River City Skatepark
A Story of Cycles
In 2005, following construction of Cesar Chavez Park, Signal Founder Mark Johnson was tapped by Sea Mar Community Centers and ECOSS (The Environmental Coalition of South Seattle) to support a vision for a derelict site on S. Cloverdale St. at the heart of the South Park neighborhood of Seattle. Previous work at the adjacent Cesar Chavez Park—vision, design, and fundraising support—had revealed that South Park had the highest concentration of youth in the City of Seattle, and that it was served by the fewest parks. Inspired to help a group of teens, Mark joined Kim Schwarzkopf, a local community advocate and filmmaker, a group of engaged youth, and their friends at Grindline to imagine one of the first DIY skateparks in Seattle.
While our role as architects is typically to develop the design and vision for a project, River City gave Mark a chance to walk in other’s shoes–to raise money from scratch, write grants, build partnerships with land owners, community, and material suppliers, and to stand behind the vision of a leading skatepark designer. Mark Hubbard, who founded Grindline, envisioned a skatepark inspired by indigenous culture that would serve all ages and abilities at the heart of the Duwamish Valley.
Fifteen years from the start, and ten years since opening day, Signal still supports the park, providing guidance to new leadership as we begin a capital campaign to complete the final phases of park construction.
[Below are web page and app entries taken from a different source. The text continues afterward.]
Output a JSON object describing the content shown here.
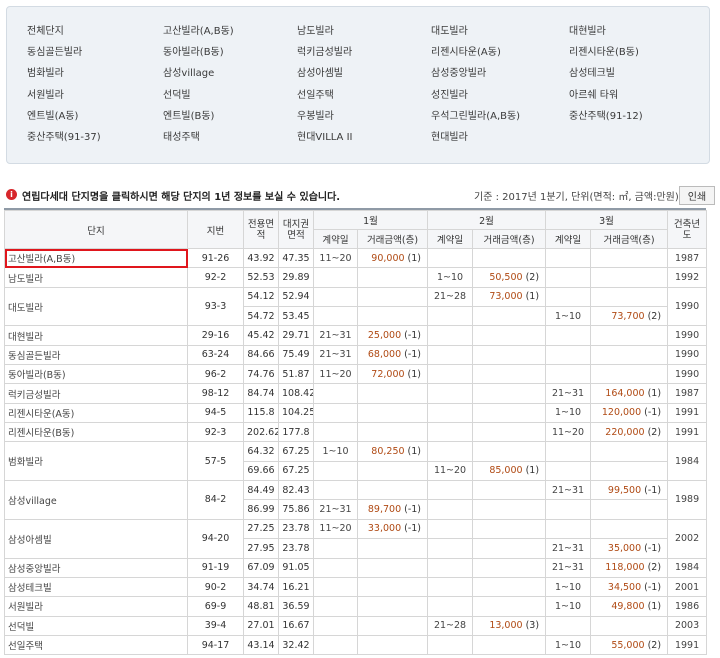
{
  "complexes": [
    [
      "전체단지",
      "고산빌라(A,B동)",
      "남도빌라",
      "대도빌라",
      "대현빌라"
    ],
    [
      "동심골든빌라",
      "동아빌라(B동)",
      "럭키금성빌라",
      "리젠시타운(A동)",
      "리젠시타운(B동)"
    ],
    [
      "범화빌라",
      "삼성village",
      "삼성아셈빌",
      "삼성중앙빌라",
      "삼성테크빌"
    ],
    [
      "서원빌라",
      "선덕빌",
      "선일주택",
      "성진빌라",
      "아르쉐 타워"
    ],
    [
      "엔트빌(A동)",
      "엔트빌(B동)",
      "우봉빌라",
      "우석그린빌라(A,B동)",
      "중산주택(91-12)"
    ],
    [
      "중산주택(91-37)",
      "태성주택",
      "현대VILLA II",
      "현대빌라"
    ]
  ],
  "notice": {
    "text": "연립다세대 단지명을 클릭하시면 해당 단지의 1년 정보를 보실 수 있습니다.",
    "criteria": "기준 : 2017년 1분기, 단위(면적: ㎡, 금액:만원)",
    "print_label": "인쇄"
  },
  "table": {
    "headers": {
      "complex": "단지",
      "lot": "지번",
      "exclusive_area": "전용면적",
      "land_area": "대지권면적",
      "month1": "1월",
      "month2": "2월",
      "month3": "3월",
      "contract_day": "계약일",
      "amount": "거래금액(층)",
      "built_year": "건축년도"
    },
    "rows": [
      {
        "name": "고산빌라(A,B동)",
        "lot": "91-26",
        "span": 1,
        "year": "1987",
        "highlight": true,
        "subs": [
          {
            "area": "43.92",
            "land": "47.35",
            "m1": [
              "11~20",
              "90,000",
              "(1)"
            ],
            "m2": null,
            "m3": null
          }
        ]
      },
      {
        "name": "남도빌라",
        "lot": "92-2",
        "span": 1,
        "year": "1992",
        "subs": [
          {
            "area": "52.53",
            "land": "29.89",
            "m1": null,
            "m2": [
              "1~10",
              "50,500",
              "(2)"
            ],
            "m3": null
          }
        ]
      },
      {
        "name": "대도빌라",
        "lot": "93-3",
        "span": 2,
        "year": "1990",
        "subs": [
          {
            "area": "54.12",
            "land": "52.94",
            "m1": null,
            "m2": [
              "21~28",
              "73,000",
              "(1)"
            ],
            "m3": null
          },
          {
            "area": "54.72",
            "land": "53.45",
            "m1": null,
            "m2": null,
            "m3": [
              "1~10",
              "73,700",
              "(2)"
            ]
          }
        ]
      },
      {
        "name": "대현빌라",
        "lot": "29-16",
        "span": 1,
        "year": "1990",
        "subs": [
          {
            "area": "45.42",
            "land": "29.71",
            "m1": [
              "21~31",
              "25,000",
              "(-1)"
            ],
            "m2": null,
            "m3": null
          }
        ]
      },
      {
        "name": "동심골든빌라",
        "lot": "63-24",
        "span": 1,
        "year": "1990",
        "subs": [
          {
            "area": "84.66",
            "land": "75.49",
            "m1": [
              "21~31",
              "68,000",
              "(-1)"
            ],
            "m2": null,
            "m3": null
          }
        ]
      },
      {
        "name": "동아빌라(B동)",
        "lot": "96-2",
        "span": 1,
        "year": "1990",
        "subs": [
          {
            "area": "74.76",
            "land": "51.87",
            "m1": [
              "11~20",
              "72,000",
              "(1)"
            ],
            "m2": null,
            "m3": null
          }
        ]
      },
      {
        "name": "럭키금성빌라",
        "lot": "98-12",
        "span": 1,
        "year": "1987",
        "subs": [
          {
            "area": "84.74",
            "land": "108.42",
            "m1": null,
            "m2": null,
            "m3": [
              "21~31",
              "164,000",
              "(1)"
            ]
          }
        ]
      },
      {
        "name": "리젠시타운(A동)",
        "lot": "94-5",
        "span": 1,
        "year": "1991",
        "subs": [
          {
            "area": "115.8",
            "land": "104.25",
            "m1": null,
            "m2": null,
            "m3": [
              "1~10",
              "120,000",
              "(-1)"
            ]
          }
        ]
      },
      {
        "name": "리젠시타운(B동)",
        "lot": "92-3",
        "span": 1,
        "year": "1991",
        "subs": [
          {
            "area": "202.62",
            "land": "177.8",
            "m1": null,
            "m2": null,
            "m3": [
              "11~20",
              "220,000",
              "(2)"
            ]
          }
        ]
      },
      {
        "name": "범화빌라",
        "lot": "57-5",
        "span": 2,
        "year": "1984",
        "subs": [
          {
            "area": "64.32",
            "land": "67.25",
            "m1": [
              "1~10",
              "80,250",
              "(1)"
            ],
            "m2": null,
            "m3": null
          },
          {
            "area": "69.66",
            "land": "67.25",
            "m1": null,
            "m2": [
              "11~20",
              "85,000",
              "(1)"
            ],
            "m3": null
          }
        ]
      },
      {
        "name": "삼성village",
        "lot": "84-2",
        "span": 2,
        "year": "1989",
        "subs": [
          {
            "area": "84.49",
            "land": "82.43",
            "m1": null,
            "m2": null,
            "m3": [
              "21~31",
              "99,500",
              "(-1)"
            ]
          },
          {
            "area": "86.99",
            "land": "75.86",
            "m1": [
              "21~31",
              "89,700",
              "(-1)"
            ],
            "m2": null,
            "m3": null
          }
        ]
      },
      {
        "name": "삼성아셈빌",
        "lot": "94-20",
        "span": 2,
        "year": "2002",
        "subs": [
          {
            "area": "27.25",
            "land": "23.78",
            "m1": [
              "11~20",
              "33,000",
              "(-1)"
            ],
            "m2": null,
            "m3": null
          },
          {
            "area": "27.95",
            "land": "23.78",
            "m1": null,
            "m2": null,
            "m3": [
              "21~31",
              "35,000",
              "(-1)"
            ]
          }
        ]
      },
      {
        "name": "삼성중앙빌라",
        "lot": "91-19",
        "span": 1,
        "year": "1984",
        "subs": [
          {
            "area": "67.09",
            "land": "91.05",
            "m1": null,
            "m2": null,
            "m3": [
              "21~31",
              "118,000",
              "(2)"
            ]
          }
        ]
      },
      {
        "name": "삼성테크빌",
        "lot": "90-2",
        "span": 1,
        "year": "2001",
        "subs": [
          {
            "area": "34.74",
            "land": "16.21",
            "m1": null,
            "m2": null,
            "m3": [
              "1~10",
              "34,500",
              "(-1)"
            ]
          }
        ]
      },
      {
        "name": "서원빌라",
        "lot": "69-9",
        "span": 1,
        "year": "1986",
        "subs": [
          {
            "area": "48.81",
            "land": "36.59",
            "m1": null,
            "m2": null,
            "m3": [
              "1~10",
              "49,800",
              "(1)"
            ]
          }
        ]
      },
      {
        "name": "선덕빌",
        "lot": "39-4",
        "span": 1,
        "year": "2003",
        "subs": [
          {
            "area": "27.01",
            "land": "16.67",
            "m1": null,
            "m2": [
              "21~28",
              "13,000",
              "(3)"
            ],
            "m3": null
          }
        ]
      },
      {
        "name": "선일주택",
        "lot": "94-17",
        "span": 1,
        "year": "1991",
        "subs": [
          {
            "area": "43.14",
            "land": "32.42",
            "m1": null,
            "m2": null,
            "m3": [
              "1~10",
              "55,000",
              "(2)"
            ]
          }
        ]
      }
    ]
  }
}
A large sector of Signal’s design work is reliant on capital funding, board support, and community engagement, and the firsthand experience of this park reminds us of how we can best serve the nonprofit leaders and teams who bring humanities and community visions to life.